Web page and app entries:
□ □ □ □

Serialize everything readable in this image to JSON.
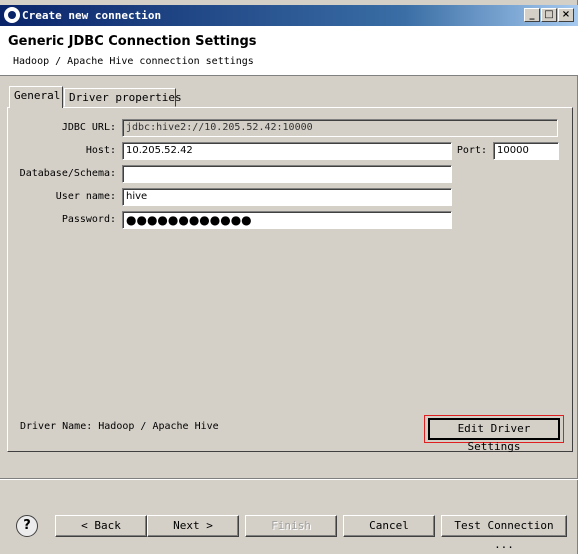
{
  "window": {
    "title": "Create new connection"
  },
  "header": {
    "title": "Generic JDBC Connection Settings",
    "subtitle": "Hadoop / Apache Hive connection settings"
  },
  "tabs": [
    {
      "label": "General",
      "active": true
    },
    {
      "label": "Driver properties",
      "active": false
    }
  ],
  "form": {
    "jdbc_url_label": "JDBC URL:",
    "jdbc_url": "jdbc:hive2://10.205.52.42:10000",
    "host_label": "Host:",
    "host": "10.205.52.42",
    "port_label": "Port:",
    "port": "10000",
    "database_label": "Database/Schema:",
    "database": "",
    "username_label": "User name:",
    "username": "hive",
    "password_label": "Password:",
    "password_masked": "●●●●●●●●●●●●"
  },
  "driver": {
    "name_label": "Driver Name: Hadoop / Apache Hive",
    "edit_button": "Edit Driver Settings"
  },
  "footer": {
    "help": "?",
    "back": "< Back",
    "next": "Next >",
    "finish": "Finish",
    "cancel": "Cancel",
    "test": "Test Connection ..."
  },
  "colors": {
    "highlight_border": "#e02020",
    "titlebar": "#0a246a"
  },
  "icons": [
    "app-icon",
    "minimize-icon",
    "maximize-icon",
    "close-icon",
    "help-icon"
  ]
}
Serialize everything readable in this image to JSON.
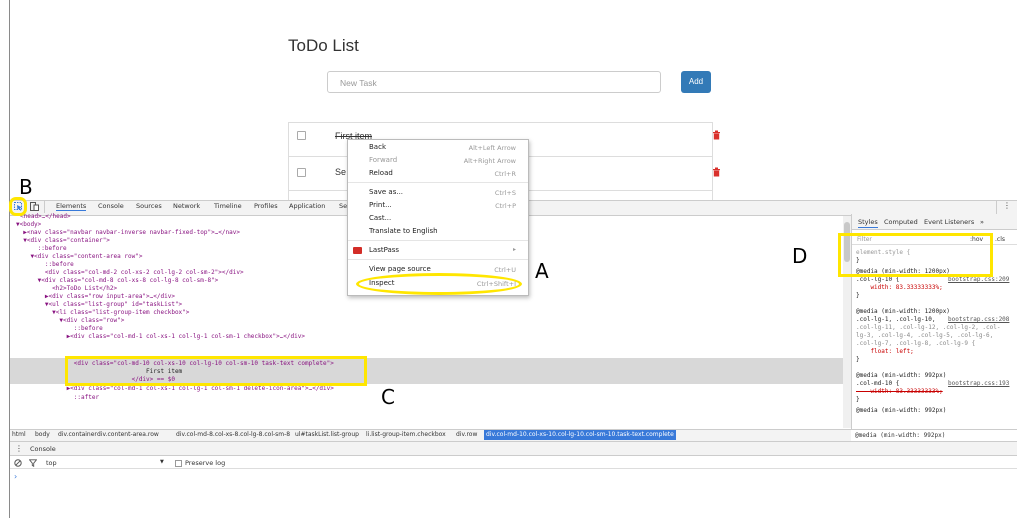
{
  "page": {
    "title": "ToDo List",
    "input_placeholder": "New Task",
    "add_label": "Add",
    "items": [
      "First item",
      "Se"
    ]
  },
  "devtools": {
    "tabs": [
      "Elements",
      "Console",
      "Sources",
      "Network",
      "Timeline",
      "Profiles",
      "Application",
      "Se"
    ],
    "menu_icon": "⋮",
    "dom_lines": {
      "l0": "<head>…</head>",
      "l1": "▼<body>",
      "l2": "  ▶<nav class=\"navbar navbar-inverse navbar-fixed-top\">…</nav>",
      "l3": "  ▼<div class=\"container\">",
      "l4": "      ::before",
      "l5": "    ▼<div class=\"content-area row\">",
      "l6": "        ::before",
      "l7": "        <div class=\"col-md-2 col-xs-2 col-lg-2 col-sm-2\"></div>",
      "l8": "      ▼<div class=\"col-md-8 col-xs-8 col-lg-8 col-sm-8\">",
      "l9": "          <h2>ToDo List</h2>",
      "l10": "        ▶<div class=\"row input-area\">…</div>",
      "l11": "        ▼<ul class=\"list-group\" id=\"taskList\">",
      "l12": "          ▼<li class=\"list-group-item checkbox\">",
      "l13": "            ▼<div class=\"row\">",
      "l14": "                ::before",
      "l15": "              ▶<div class=\"col-md-1 col-xs-1 col-lg-1 col-sm-1 checkbox\">…</div>",
      "l16": "                <div class=\"col-md-10 col-xs-10 col-lg-10 col-sm-10 task-text complete\">",
      "l17": "                                    First item",
      "l18": "                                </div> == $0",
      "l19": "              ▶<div class=\"col-md-1 col-xs-1 col-lg-1 col-sm-1 delete-icon-area\">…</div>",
      "l20": "                ::after"
    },
    "styles_tabs": [
      "Styles",
      "Computed",
      "Event Listeners",
      "»"
    ],
    "styles_filter": "Filter",
    "styles_hov": ":hov",
    "styles_cls": ".cls",
    "styles_lines": {
      "s0": "element.style {",
      "s1": "}",
      "s2": "@media (min-width: 1200px)",
      "s3": ".col-lg-10 {",
      "s3link": "bootstrap.css:209",
      "s4": "    width: 83.33333333%;",
      "s5": "}",
      "s6": "@media (min-width: 1200px)",
      "s7": ".col-lg-1, .col-lg-10,",
      "s7link": "bootstrap.css:208",
      "s8": ".col-lg-11, .col-lg-12, .col-lg-2, .col-",
      "s9": "lg-3, .col-lg-4, .col-lg-5, .col-lg-6,",
      "s10": ".col-lg-7, .col-lg-8, .col-lg-9 {",
      "s11": "    float: left;",
      "s12": "}",
      "s13": "@media (min-width: 992px)",
      "s14": ".col-md-10 {",
      "s14link": "bootstrap.css:193",
      "s15": "    width: 83.33333333%;",
      "s16": "}",
      "s17": "@media (min-width: 992px)"
    },
    "breadcrumbs": [
      "html",
      "body",
      "div.container",
      "div.content-area.row",
      "div.col-md-8.col-xs-8.col-lg-8.col-sm-8",
      "ul#taskList.list-group",
      "li.list-group-item.checkbox",
      "div.row",
      "div.col-md-10.col-xs-10.col-lg-10.col-sm-10.task-text.complete"
    ],
    "console_tab": "Console",
    "console_context": "top",
    "preserve_log": "Preserve log",
    "prompt": "›"
  },
  "context_menu": {
    "items": [
      {
        "label": "Back",
        "shortcut": "Alt+Left Arrow"
      },
      {
        "label": "Forward",
        "shortcut": "Alt+Right Arrow"
      },
      {
        "label": "Reload",
        "shortcut": "Ctrl+R"
      },
      {
        "label": "Save as...",
        "shortcut": "Ctrl+S"
      },
      {
        "label": "Print...",
        "shortcut": "Ctrl+P"
      },
      {
        "label": "Cast..."
      },
      {
        "label": "Translate to English"
      },
      {
        "label": "LastPass"
      },
      {
        "label": "View page source",
        "shortcut": "Ctrl+U"
      },
      {
        "label": "Inspect",
        "shortcut": "Ctrl+Shift+I"
      }
    ]
  },
  "annotations": {
    "a": "A",
    "b": "B",
    "c": "C",
    "d": "D"
  },
  "colors": {
    "accent": "#3879d9",
    "highlight": "#ffe600",
    "add_button": "#337ab7",
    "trash": "#d9302c"
  },
  "icons": [
    "inspect-element-icon",
    "device-toolbar-icon",
    "trash-icon",
    "lastpass-icon",
    "clear-console-icon",
    "filter-icon"
  ]
}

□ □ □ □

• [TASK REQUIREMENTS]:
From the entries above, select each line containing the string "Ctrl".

• [EXERCISE SOLUTION]:
        "shortcut": "Ctrl+R"
        "shortcut": "Ctrl+S"
        "shortcut": "Ctrl+P"
        "shortcut": "Ctrl+U"
        "shortcut": "Ctrl+Shift+I"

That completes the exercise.